Is there anything I can do to improve my site’s Alexa ranking in order to impress potential advertisers?
This is one of the hottest topics in many webmaster forums, and there are lots of theories and plenty of misinformation out there about it. But two things are not in dispute:
1 – Anything that you can do to increase your traffic level will automatically improve your blog’s Alexa ranking.
2 – Installing the Alexa Toolbar on your browser and setting your own website as your home page will often improve it dramatically.
Besides advertising, are there any other reasons why I should concern myself with my Alexa ranking?
There sure are! While Alexa rankings are famously inaccurate for the reason explained above, they do offer some important insights into the performance of your own blog. As your blog grows and attracts more visitors, you’ll be able to see its Alexa ranking drop with time. This downward movement in the rankings will give you a pretty good indication about how quickly your traffic is increasing. And if the ranking starts going back up again, that’s a signal that your traffic is dropping for some reason and an investigation into why is probably in order.
Also, while Alexa rankings are quite inaccurate when considered in the context of the Internet as a whole, they tend to be fairly reliable as a means of comparing your blog to others in the same niche (i.e. when comparing your political blog to other political blogs).
Final Question: Should I install the Alexa Toolbar on my browser?

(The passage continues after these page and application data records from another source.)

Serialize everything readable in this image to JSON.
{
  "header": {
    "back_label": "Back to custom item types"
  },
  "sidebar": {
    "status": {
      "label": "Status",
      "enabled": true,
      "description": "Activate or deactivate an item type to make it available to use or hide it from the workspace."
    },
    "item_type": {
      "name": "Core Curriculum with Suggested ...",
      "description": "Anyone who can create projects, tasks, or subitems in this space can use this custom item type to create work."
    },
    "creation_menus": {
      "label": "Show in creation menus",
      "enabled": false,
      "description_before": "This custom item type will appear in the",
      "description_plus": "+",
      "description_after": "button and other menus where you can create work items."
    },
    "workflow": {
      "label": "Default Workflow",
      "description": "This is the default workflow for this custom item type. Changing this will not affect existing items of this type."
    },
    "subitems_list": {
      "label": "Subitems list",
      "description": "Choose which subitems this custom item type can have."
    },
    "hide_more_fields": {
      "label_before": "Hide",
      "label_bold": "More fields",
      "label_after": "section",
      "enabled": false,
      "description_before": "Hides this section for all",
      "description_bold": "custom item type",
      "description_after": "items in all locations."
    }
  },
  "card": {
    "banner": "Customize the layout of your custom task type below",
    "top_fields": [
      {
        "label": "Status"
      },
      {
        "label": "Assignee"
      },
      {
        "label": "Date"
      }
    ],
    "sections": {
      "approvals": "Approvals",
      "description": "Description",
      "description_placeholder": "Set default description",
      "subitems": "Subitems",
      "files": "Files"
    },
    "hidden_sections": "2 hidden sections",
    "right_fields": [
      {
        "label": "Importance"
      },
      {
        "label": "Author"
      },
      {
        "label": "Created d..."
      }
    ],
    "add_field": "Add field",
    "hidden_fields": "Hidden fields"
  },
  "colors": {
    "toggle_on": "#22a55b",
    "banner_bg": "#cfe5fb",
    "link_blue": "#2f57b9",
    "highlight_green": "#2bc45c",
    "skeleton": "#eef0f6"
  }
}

Due to the fact that it collects your browsing history and transmits it back to Alexa.com, the Alexa Toolbar is considered by many to be spyware. I don’t happen to agree with that assessment since by definition a spy is someone (or something) that collects information on you without your knowledge. If you consciously make the decision to install the toolbar with the understanding that it will collect data and send it back to Alexa (and Alexa does explain that on their website), then it cannot be considered spyware in my humble opinion.
I said the above to say this: If you do not sell advertising on a blog that you own, if you have no intention of doing so in the future, or if you don’t own a website or blog at all, then it would be pointless to install the Alexa Toolbar or Extension on your computer. But if you do, I believe you should definitely install it.
If you type the word “Alexa” into your favorite search engine, you’ll find plenty of opinions both pro and con about the Alexa Toolbar. Personally, I happen to find it quite useful. Others obviously do not. The great thing is you get to make that choice for yourself.
Do you have a strong opinion one way or the other about the Alexa Toobar? If so, tell us about it in the comments section.
About the author: Rick Rouse is the owner of RLROUSE Directory and a number of other popular websites and blogs.